Participation and AAC

Participation and AAC

Engaging with the world around.


We love seeing how Augmentative and Alternative Communication (AAC) can lead to enhanced participation for our clients. Participation is varied and personal and means something different for every one of our clients. For some clients it might mean having the ability to provide an opinion or make a choice, for some it might mean participating in education and for some, it might mean running a business using assistive technology. We focus on helping our clients to achieve their participation goals across this spectrum.

Since 2001 with the inception of the World Health Organisation’s International Classification of Functioning, Disability and Health (ICF), (World Health Organisation, 2001) we have seen an increased focus on participation in healthcare. This framework has opened up new ways of thinking in healthcare and enhanced opportunities for clients.

Taking this further and more specifically relating to AAC, the participation model (Beukelman & Mirenda, 2013) is a framework for best practice in AAC and describes a process of identifying opportunities and barriers to the use of AAC. We need to identify what factors are assisting our clients in using their AAC system and what factors are creating additional challenges.

Participation: the action of taking part in something.

Advancements in technology over the past decade have moved high tech AAC systems from speech generating devices alone to systems on which clients can:

  • Access social media including Facebook, Instagram, and Messenger
  • Send and receive emails
  • Access the internet
  • Stream content on YouTube
  • Control a television including free to air channels, Netflix, Stan, Disney Plus, and Binge
  • Play games
  • Access environmental controls including lights, fans, curtains, and doors
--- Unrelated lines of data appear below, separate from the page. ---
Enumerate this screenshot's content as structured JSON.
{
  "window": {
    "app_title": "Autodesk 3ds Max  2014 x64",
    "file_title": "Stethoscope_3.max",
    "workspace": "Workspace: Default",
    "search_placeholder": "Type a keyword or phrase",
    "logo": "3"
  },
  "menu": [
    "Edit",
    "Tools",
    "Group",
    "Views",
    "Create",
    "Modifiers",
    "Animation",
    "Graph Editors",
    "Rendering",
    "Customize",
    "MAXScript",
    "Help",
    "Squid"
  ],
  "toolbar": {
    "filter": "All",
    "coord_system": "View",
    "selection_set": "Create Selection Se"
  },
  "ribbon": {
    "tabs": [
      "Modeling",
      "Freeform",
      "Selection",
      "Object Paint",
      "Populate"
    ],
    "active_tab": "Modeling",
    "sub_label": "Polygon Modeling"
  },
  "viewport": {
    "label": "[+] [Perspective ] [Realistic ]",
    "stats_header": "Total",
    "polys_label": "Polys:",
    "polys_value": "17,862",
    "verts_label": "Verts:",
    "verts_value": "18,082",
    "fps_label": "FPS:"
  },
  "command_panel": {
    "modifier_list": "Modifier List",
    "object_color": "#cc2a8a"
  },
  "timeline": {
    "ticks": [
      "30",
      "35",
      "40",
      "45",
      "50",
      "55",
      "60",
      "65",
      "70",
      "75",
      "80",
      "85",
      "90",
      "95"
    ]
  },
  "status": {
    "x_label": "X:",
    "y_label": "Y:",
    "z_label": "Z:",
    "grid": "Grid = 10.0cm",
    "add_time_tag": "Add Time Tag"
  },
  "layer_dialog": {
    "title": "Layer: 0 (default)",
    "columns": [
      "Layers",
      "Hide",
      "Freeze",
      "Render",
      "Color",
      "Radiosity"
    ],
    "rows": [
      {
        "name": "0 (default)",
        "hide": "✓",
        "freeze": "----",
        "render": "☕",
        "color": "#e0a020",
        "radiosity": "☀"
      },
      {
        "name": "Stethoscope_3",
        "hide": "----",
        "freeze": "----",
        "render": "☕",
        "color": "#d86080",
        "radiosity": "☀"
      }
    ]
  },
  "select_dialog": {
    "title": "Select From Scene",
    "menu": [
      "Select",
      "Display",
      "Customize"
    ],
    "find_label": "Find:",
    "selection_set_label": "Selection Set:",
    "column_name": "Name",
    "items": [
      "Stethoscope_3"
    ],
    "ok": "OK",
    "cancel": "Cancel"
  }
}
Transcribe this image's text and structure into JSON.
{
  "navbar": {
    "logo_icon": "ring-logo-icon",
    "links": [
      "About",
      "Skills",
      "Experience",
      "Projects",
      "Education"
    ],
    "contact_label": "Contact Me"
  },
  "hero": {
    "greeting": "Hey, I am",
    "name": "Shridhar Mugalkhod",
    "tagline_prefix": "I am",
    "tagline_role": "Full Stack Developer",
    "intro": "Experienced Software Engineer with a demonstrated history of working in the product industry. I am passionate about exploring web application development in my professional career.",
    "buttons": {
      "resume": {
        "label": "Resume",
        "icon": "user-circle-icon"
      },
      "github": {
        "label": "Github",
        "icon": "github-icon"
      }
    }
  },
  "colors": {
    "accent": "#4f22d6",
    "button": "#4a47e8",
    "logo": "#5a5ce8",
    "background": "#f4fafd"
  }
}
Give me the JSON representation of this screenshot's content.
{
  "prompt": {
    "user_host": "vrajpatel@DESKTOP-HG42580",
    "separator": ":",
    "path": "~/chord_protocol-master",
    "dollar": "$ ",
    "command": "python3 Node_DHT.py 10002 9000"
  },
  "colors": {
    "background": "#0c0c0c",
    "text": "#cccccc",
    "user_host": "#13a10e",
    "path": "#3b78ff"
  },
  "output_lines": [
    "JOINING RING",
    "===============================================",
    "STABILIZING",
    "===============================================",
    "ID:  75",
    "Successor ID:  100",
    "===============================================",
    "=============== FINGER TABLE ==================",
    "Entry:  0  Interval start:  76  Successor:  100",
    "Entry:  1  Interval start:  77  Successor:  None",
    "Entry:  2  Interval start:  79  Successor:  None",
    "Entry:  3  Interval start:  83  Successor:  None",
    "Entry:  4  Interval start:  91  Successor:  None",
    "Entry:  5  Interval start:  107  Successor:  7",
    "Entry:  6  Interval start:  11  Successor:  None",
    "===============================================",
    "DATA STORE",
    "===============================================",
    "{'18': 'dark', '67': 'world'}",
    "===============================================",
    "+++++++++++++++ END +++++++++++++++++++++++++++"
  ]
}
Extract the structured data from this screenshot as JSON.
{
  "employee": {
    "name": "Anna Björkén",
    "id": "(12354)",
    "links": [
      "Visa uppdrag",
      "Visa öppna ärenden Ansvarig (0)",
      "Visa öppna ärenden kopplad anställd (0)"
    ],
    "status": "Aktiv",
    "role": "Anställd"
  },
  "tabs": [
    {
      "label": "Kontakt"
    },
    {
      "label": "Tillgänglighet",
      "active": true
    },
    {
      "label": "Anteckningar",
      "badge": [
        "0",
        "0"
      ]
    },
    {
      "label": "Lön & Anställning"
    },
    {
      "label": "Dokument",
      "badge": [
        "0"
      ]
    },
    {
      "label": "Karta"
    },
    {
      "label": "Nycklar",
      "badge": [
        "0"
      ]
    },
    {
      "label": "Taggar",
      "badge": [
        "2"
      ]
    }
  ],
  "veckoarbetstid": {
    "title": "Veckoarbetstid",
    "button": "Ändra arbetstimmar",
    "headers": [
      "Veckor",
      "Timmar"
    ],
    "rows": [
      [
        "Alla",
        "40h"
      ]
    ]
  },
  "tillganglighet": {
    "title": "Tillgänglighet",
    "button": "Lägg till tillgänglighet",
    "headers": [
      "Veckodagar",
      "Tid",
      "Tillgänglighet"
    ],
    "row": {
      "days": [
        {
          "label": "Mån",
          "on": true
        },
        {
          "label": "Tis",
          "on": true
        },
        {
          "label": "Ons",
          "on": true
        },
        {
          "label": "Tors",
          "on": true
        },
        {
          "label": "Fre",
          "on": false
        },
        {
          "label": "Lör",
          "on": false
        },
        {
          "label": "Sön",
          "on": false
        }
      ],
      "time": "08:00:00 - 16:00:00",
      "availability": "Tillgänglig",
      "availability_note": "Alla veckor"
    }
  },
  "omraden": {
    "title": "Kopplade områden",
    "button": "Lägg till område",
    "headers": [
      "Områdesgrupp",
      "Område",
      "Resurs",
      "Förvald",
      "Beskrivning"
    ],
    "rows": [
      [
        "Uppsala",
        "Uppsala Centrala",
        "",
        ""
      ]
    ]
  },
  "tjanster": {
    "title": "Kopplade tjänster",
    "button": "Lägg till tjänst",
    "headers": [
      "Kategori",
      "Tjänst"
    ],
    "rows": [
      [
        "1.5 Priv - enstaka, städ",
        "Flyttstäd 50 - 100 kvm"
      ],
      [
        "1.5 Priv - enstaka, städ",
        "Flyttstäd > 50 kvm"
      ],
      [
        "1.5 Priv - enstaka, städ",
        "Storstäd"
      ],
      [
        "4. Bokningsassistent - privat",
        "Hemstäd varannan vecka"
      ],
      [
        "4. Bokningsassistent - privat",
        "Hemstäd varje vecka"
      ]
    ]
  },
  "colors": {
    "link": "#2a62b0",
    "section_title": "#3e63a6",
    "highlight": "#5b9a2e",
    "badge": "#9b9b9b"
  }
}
Some of the things we love about AAC are the amazing outcomes some of our clients have achieved in participating in life. Some of our favourite examples are:

  • A man with motor neurone disease who runs a business through the use of eye gaze access and computer control.
  • A woman who has begun writing a book following a stroke, using eye gaze access and computer control of Microsoft word.
  • A client with Down Syndrome who uses a low-tech communication system to engage with her support workers while bouncing on a trampoline or swinging on her swings.
  • A man with motor neurone disease who uses an iPad to communicate over the phone, allowing him to be better understood by others.
  • A man with an intellectual disability who shares with his speech pathologist where he’s been in the previous week.

Our client’s achievements make us proud, and we look forward to supporting them to achieve goals in the future.


Beukelman, D. R., & Mirenda, P. (2013). Augmentative and alternative communication: Supporting children and adults with complex communication needs. Baltimore, MD: Brookes

World Health Organization. (2001). International classification of functioning, disability and health: ICF. Geneva: World Health Organization.